"In some ways, Ankara's policies against Turkey's Christian citizens have added a modern veneer and sophisticated brutality to Ottoman norms and practices," wrote political scientist Dr. Elizabeth H. Prodromou and historian Dr. Alexandros K. Kyrou. "In the words of an anonymous Church hierarch in Turkey fearful for the life of his flock, Christians in Turkey are an endangered species."
On April 4, 1949, the signers of the North Atlantic Treaty Organization (NATO) in Washington D.C. announced: "The Parties to this Treaty reaffirm their faith in the purposes and principles of the Charter of the United Nations and their desire to live in peace with all peoples and all governments. They are determined to safeguard the freedom, common heritage and civilisation of their peoples, founded on the principles of democracy, individual liberty and the rule of law.
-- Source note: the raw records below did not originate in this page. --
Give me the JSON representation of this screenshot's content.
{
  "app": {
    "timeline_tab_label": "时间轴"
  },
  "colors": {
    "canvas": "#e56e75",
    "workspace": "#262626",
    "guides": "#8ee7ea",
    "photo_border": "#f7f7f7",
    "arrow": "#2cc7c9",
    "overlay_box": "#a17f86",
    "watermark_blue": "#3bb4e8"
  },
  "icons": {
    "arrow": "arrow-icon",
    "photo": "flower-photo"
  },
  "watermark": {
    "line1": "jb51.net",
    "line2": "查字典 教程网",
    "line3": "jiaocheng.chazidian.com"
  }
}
They seek to promote stability and well-being in the North Atlantic area. They are resolved to unite their efforts for collective defence and for the preservation of peace and security."
Being part of the European Union and NATO requires respecting the Jewish, Christian, Hellenic and secular humanist values that have characterized Western Civilization, and contributed to civil rights, democracy, philosophy and science, from which everyone can benefit.
Sadly, Turkey, a NATO member since 1952 and reportedly a candidate for membership in the European Union, has largely succeeded in destroying the entire Christian cultural heritage of Asia Minor.
All this is reminiscent of what ISIS and other jihadist armies have been doing in the Middle East. In Turkey, the remaining Christian population, the grandchildren of genocide survivors, are still exposed to discrimination. The old habits of Ottoman Turks do not seem to die.
Uzay Bulut, born a Muslim, is a Turkish journalist based in Ankara.
 Runciman, Steven (1965). The Fall of Constantinople, 1453. Cambridge: Cambridge University Press.
 In 2014, Professor Ersin Kalaycioglu of Sabanci University and Professor Ali Carkoglu of Koc University conducted a survey, "Nationalism in Turkey and in the world," based on interviews with Turkish citizens above the age of 18 in 64 cities across Turkey. "So according to [Turkish] citizens in the streets, a Turk is the one who is a Muslim," said Prof. Carkoglu.